Division of Clinical and Translational Genetics : Deafness clinic

Deafness clinic

The Hearing Loss Clinic at the Department of Human Genetics has been established to provide diagnosis, clinical care, education, and genetic counseling to individuals and families whose hearing loss might be due to changes in genes. A multidisciplinary team including audiologists, an ENT surgeon, a clinical geneticist, and certified genetic counselors evaluate and provide care to the family.

Evaluations at Our Clinic include:
• Audiological assessment of hearing loss
• Evaluation of additional clinical and/or laboratory findings that can be associated with hearing loss
• Genetic counseling including risk assessment in future pregnancies
• Genetic testing
• Access to research studies on the genetics of hearing loss

Genetic Factors in Hearing Loss
More than 50 percent of early onset hearing loss is due to changes in genes. Hearing loss can be a part of a multisystemic genetic disorder referred to as a syndrome. Majority of individuals with hearing loss do not have additional findings. Changes in any one of more than 100 genes can cause isolated hearing loss.

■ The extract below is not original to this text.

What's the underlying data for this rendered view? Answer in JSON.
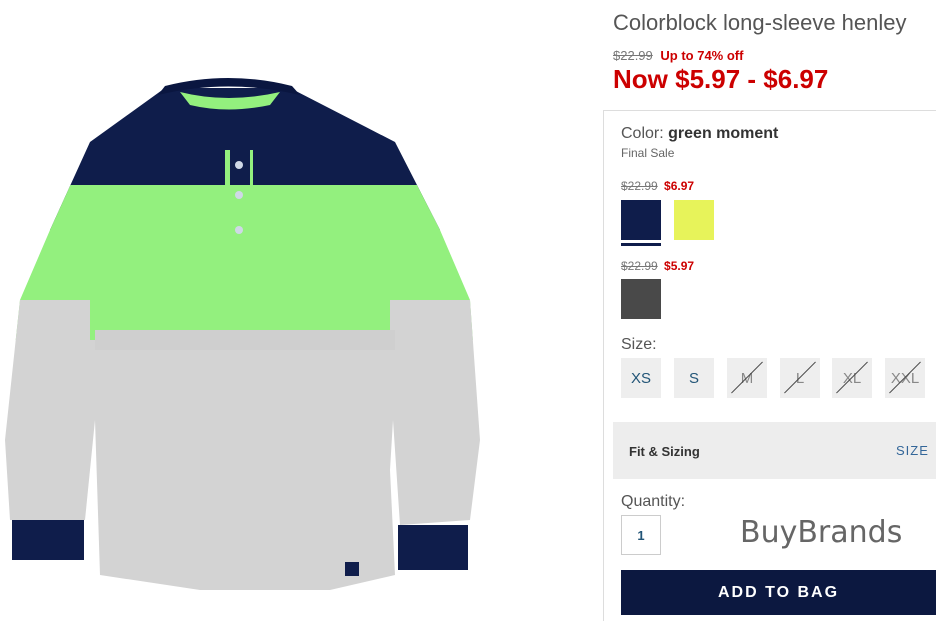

Genetic Testing
At the end of the clinical evaluation, the geneticist might offer a test for genes that cause hearing loss. Many insurance plans pay for these tests.

Genetic Counseling
Most patients will meet with a genetic counselor to discuss the genetics of hearing loss, the risk of recurrence in future pregnancies, and the benefits and limitations of genetic testing. The genetic counselor will also help the patient or family understand the results of genetic testing or the clinical evaluation. Finally, the genetic counselor will help to provide support to the family and can assist families in locating resources in the community.

Clinical Management
Whenever an additional finding is detected, long term care is planned and discussed with the individual and with the family. Relatively common additional findings include retinitis pigmentosa affecting vision at dark, enlarged thyroid gland, kidney dysfunction, and rate or rhythm problems of the heartbeat. If a specific gene change is detected it would be possible to predict if hearing loss will be progressive or is affected with environmental exposures such as aminoglycoside antibiotics.

Access to Research Studies on the Genetics of Hearing Loss
In occasions the genetic testing can not find the genetic cause of hearing loss in an individual or in a family. There is a research study at the John P Hussman Institute for Human Genomics to identify novel genetic causes of hearing loss. You and your family may qualify for this study. Participation is voluntary.

Appointments: (305) 243-6006
Director: Mustafa Tekin, MD
Genetic Counselor: Dayna Morel, CGC